**Work request:** Read through the listing, and wherever a line holds the word "weergave", return it.

**Extracted material:**

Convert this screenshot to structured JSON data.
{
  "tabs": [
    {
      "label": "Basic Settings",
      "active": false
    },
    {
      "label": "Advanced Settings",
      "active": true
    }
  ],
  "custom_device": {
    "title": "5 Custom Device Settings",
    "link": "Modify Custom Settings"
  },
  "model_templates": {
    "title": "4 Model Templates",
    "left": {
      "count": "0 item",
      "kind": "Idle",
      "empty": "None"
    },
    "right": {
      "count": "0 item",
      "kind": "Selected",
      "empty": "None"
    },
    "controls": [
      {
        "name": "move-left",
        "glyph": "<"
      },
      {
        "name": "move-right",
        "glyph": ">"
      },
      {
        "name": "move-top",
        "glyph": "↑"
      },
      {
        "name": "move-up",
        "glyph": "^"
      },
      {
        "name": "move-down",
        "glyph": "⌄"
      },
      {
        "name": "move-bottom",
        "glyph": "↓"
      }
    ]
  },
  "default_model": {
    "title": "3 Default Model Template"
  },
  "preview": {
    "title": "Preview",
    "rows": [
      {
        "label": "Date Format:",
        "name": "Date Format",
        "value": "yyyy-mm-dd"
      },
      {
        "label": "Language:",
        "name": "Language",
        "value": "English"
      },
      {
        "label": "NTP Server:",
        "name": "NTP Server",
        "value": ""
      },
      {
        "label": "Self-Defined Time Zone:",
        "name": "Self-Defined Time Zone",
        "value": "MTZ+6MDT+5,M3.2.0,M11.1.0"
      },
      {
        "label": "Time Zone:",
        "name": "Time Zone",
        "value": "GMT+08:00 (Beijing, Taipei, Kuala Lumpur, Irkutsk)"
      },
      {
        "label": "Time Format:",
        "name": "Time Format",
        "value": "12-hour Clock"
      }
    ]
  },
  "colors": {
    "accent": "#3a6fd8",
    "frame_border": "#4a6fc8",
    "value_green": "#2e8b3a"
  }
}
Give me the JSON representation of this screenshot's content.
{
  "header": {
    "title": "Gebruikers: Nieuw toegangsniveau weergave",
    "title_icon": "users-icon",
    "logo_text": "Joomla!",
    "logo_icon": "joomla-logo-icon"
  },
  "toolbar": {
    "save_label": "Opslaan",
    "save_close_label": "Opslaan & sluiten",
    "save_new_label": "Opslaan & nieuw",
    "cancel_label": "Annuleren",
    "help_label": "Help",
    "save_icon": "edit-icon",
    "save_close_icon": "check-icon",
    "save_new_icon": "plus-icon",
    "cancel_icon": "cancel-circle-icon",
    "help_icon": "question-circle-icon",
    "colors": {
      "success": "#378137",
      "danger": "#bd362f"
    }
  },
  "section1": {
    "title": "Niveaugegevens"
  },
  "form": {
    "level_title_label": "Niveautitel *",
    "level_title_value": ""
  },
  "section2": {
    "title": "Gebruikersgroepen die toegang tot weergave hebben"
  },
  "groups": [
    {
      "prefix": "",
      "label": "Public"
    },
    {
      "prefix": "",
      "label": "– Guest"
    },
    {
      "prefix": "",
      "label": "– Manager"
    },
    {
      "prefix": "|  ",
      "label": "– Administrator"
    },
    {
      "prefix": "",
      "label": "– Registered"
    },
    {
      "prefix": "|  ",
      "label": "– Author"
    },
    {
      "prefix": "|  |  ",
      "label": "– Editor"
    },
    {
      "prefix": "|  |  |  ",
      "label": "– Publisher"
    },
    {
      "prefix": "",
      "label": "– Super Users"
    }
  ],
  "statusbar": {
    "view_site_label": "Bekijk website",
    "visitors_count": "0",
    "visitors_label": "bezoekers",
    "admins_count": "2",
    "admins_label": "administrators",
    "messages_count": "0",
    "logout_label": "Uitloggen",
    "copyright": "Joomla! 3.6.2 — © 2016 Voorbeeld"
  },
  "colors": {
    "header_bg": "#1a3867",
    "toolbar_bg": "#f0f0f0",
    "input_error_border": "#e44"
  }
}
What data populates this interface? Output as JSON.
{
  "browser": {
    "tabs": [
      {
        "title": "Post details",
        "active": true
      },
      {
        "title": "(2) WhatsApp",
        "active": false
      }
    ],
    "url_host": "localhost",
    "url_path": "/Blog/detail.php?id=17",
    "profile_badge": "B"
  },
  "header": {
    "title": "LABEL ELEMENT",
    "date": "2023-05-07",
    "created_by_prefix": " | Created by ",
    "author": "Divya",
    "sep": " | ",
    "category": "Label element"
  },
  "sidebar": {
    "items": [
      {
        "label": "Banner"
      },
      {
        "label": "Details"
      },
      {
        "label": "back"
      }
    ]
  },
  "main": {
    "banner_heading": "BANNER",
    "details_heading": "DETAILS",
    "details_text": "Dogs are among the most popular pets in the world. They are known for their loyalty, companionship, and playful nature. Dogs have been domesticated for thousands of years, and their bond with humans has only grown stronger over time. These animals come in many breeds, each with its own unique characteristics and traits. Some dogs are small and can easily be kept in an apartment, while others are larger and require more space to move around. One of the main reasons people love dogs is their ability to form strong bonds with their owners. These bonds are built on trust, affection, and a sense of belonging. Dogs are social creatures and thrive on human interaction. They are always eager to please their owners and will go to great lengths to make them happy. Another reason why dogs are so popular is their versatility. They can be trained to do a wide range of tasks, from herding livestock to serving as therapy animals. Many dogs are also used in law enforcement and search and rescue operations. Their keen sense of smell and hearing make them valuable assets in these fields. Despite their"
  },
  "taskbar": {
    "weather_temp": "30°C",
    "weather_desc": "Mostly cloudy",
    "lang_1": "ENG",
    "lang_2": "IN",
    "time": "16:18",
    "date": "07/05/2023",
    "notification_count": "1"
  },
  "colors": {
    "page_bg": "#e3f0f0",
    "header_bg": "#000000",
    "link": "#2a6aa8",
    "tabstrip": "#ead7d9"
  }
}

**Solution to the problem:**
    "title": "Gebruikers: Nieuw toegangsniveau weergave",
    "title": "Gebruikersgroepen die toegang tot weergave hebben"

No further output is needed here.